> Records drawn from a dataset
*** Block opens ***
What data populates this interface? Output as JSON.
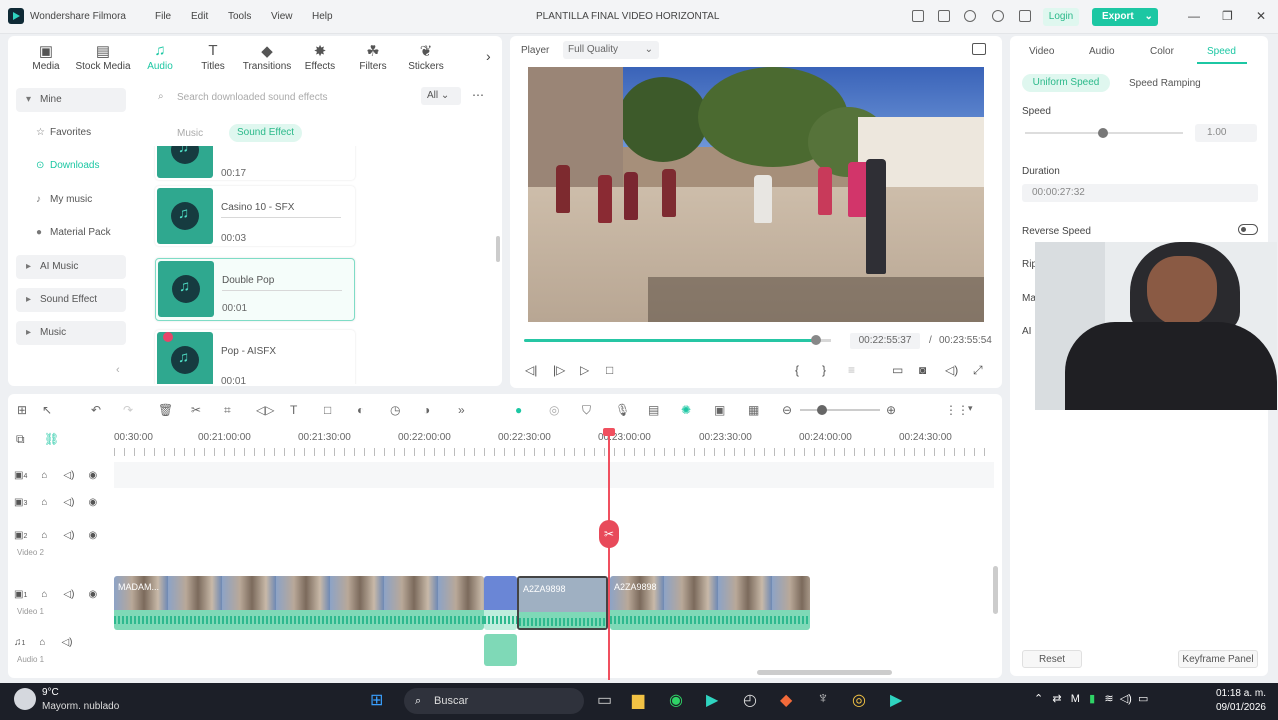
{
  "titlebar": {
    "app_name": "Wondershare Filmora",
    "menu": [
      "File",
      "Edit",
      "Tools",
      "View",
      "Help"
    ],
    "project_title": "PLANTILLA FINAL VIDEO HORIZONTAL",
    "login_label": "Login",
    "export_label": "Export"
  },
  "nav_tabs": [
    {
      "label": "Media",
      "icon": "media-icon"
    },
    {
      "label": "Stock Media",
      "icon": "stock-media-icon"
    },
    {
      "label": "Audio",
      "icon": "audio-icon"
    },
    {
      "label": "Titles",
      "icon": "titles-icon"
    },
    {
      "label": "Transitions",
      "icon": "transitions-icon"
    },
    {
      "label": "Effects",
      "icon": "effects-icon"
    },
    {
      "label": "Filters",
      "icon": "filters-icon"
    },
    {
      "label": "Stickers",
      "icon": "stickers-icon"
    }
  ],
  "sidebar": {
    "mine": "Mine",
    "favorites": "Favorites",
    "downloads": "Downloads",
    "my_music": "My music",
    "material_pack": "Material Pack",
    "ai_music": "AI Music",
    "sound_effect": "Sound Effect",
    "music": "Music"
  },
  "library": {
    "search_placeholder": "Search downloaded sound effects",
    "filter": "All",
    "tab_music": "Music",
    "tab_sound_effect": "Sound Effect",
    "items": [
      {
        "name": "",
        "duration": "00:17"
      },
      {
        "name": "Casino 10 - SFX",
        "duration": "00:03"
      },
      {
        "name": "Double Pop",
        "duration": "00:01"
      },
      {
        "name": "Pop - AISFX",
        "duration": "00:01"
      }
    ]
  },
  "player": {
    "label": "Player",
    "quality": "Full Quality",
    "current_time": "00:22:55:37",
    "separator": "/",
    "total_time": "00:23:55:54",
    "progress": 0.9
  },
  "right_panel": {
    "tabs": [
      "Video",
      "Audio",
      "Color",
      "Speed"
    ],
    "uniform_speed": "Uniform Speed",
    "speed_ramping": "Speed Ramping",
    "speed_label": "Speed",
    "speed_value": "1.00",
    "duration_label": "Duration",
    "duration_value": "00:00:27:32",
    "reverse_label": "Reverse Speed",
    "partial_labels": [
      "Rip",
      "Ma",
      "AI"
    ],
    "reset_label": "Reset",
    "keyframe_label": "Keyframe Panel"
  },
  "timeline": {
    "ruler": [
      "00:30:00",
      "00:21:00:00",
      "00:21:30:00",
      "00:22:00:00",
      "00:22:30:00",
      "00:23:00:00",
      "00:23:30:00",
      "00:24:00:00",
      "00:24:30:00"
    ],
    "tracks": [
      {
        "num": "4",
        "name": ""
      },
      {
        "num": "3",
        "name": ""
      },
      {
        "num": "2",
        "name": "Video 2"
      },
      {
        "num": "1",
        "name": "Video 1"
      },
      {
        "num": "1",
        "name": "Audio 1"
      }
    ],
    "clips": [
      {
        "name": "MADAM..."
      },
      {
        "name": ""
      },
      {
        "name": "A2ZA9898"
      },
      {
        "name": "A2ZA9898"
      }
    ]
  },
  "taskbar": {
    "temperature": "9°C",
    "weather": "Mayorm. nublado",
    "search_label": "Buscar",
    "time": "01:18 a. m.",
    "date": "09/01/2026"
  }
}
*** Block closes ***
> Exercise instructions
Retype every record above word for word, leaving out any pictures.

> Task solution
What data populates this interface? Output as JSON.
{
  "titlebar": {
    "app_name": "Wondershare Filmora",
    "menu": [
      "File",
      "Edit",
      "Tools",
      "View",
      "Help"
    ],
    "project_title": "PLANTILLA FINAL VIDEO HORIZONTAL",
    "login_label": "Login",
    "export_label": "Export"
  },
  "nav_tabs": [
    {
      "label": "Media",
      "icon": "media-icon"
    },
    {
      "label": "Stock Media",
      "icon": "stock-media-icon"
    },
    {
      "label": "Audio",
      "icon": "audio-icon"
    },
    {
      "label": "Titles",
      "icon": "titles-icon"
    },
    {
      "label": "Transitions",
      "icon": "transitions-icon"
    },
    {
      "label": "Effects",
      "icon": "effects-icon"
    },
    {
      "label": "Filters",
      "icon": "filters-icon"
    },
    {
      "label": "Stickers",
      "icon": "stickers-icon"
    }
  ],
  "sidebar": {
    "mine": "Mine",
    "favorites": "Favorites",
    "downloads": "Downloads",
    "my_music": "My music",
    "material_pack": "Material Pack",
    "ai_music": "AI Music",
    "sound_effect": "Sound Effect",
    "music": "Music"
  },
  "library": {
    "search_placeholder": "Search downloaded sound effects",
    "filter": "All",
    "tab_music": "Music",
    "tab_sound_effect": "Sound Effect",
    "items": [
      {
        "name": "",
        "duration": "00:17"
      },
      {
        "name": "Casino 10 - SFX",
        "duration": "00:03"
      },
      {
        "name": "Double Pop",
        "duration": "00:01"
      },
      {
        "name": "Pop - AISFX",
        "duration": "00:01"
      }
    ]
  },
  "player": {
    "label": "Player",
    "quality": "Full Quality",
    "current_time": "00:22:55:37",
    "separator": "/",
    "total_time": "00:23:55:54",
    "progress": 0.9
  },
  "right_panel": {
    "tabs": [
      "Video",
      "Audio",
      "Color",
      "Speed"
    ],
    "uniform_speed": "Uniform Speed",
    "speed_ramping": "Speed Ramping",
    "speed_label": "Speed",
    "speed_value": "1.00",
    "duration_label": "Duration",
    "duration_value": "00:00:27:32",
    "reverse_label": "Reverse Speed",
    "partial_labels": [
      "Rip",
      "Ma",
      "AI"
    ],
    "reset_label": "Reset",
    "keyframe_label": "Keyframe Panel"
  },
  "timeline": {
    "ruler": [
      "00:30:00",
      "00:21:00:00",
      "00:21:30:00",
      "00:22:00:00",
      "00:22:30:00",
      "00:23:00:00",
      "00:23:30:00",
      "00:24:00:00",
      "00:24:30:00"
    ],
    "tracks": [
      {
        "num": "4",
        "name": ""
      },
      {
        "num": "3",
        "name": ""
      },
      {
        "num": "2",
        "name": "Video 2"
      },
      {
        "num": "1",
        "name": "Video 1"
      },
      {
        "num": "1",
        "name": "Audio 1"
      }
    ],
    "clips": [
      {
        "name": "MADAM..."
      },
      {
        "name": ""
      },
      {
        "name": "A2ZA9898"
      },
      {
        "name": "A2ZA9898"
      }
    ]
  },
  "taskbar": {
    "temperature": "9°C",
    "weather": "Mayorm. nublado",
    "search_label": "Buscar",
    "time": "01:18 a. m.",
    "date": "09/01/2026"
  }
}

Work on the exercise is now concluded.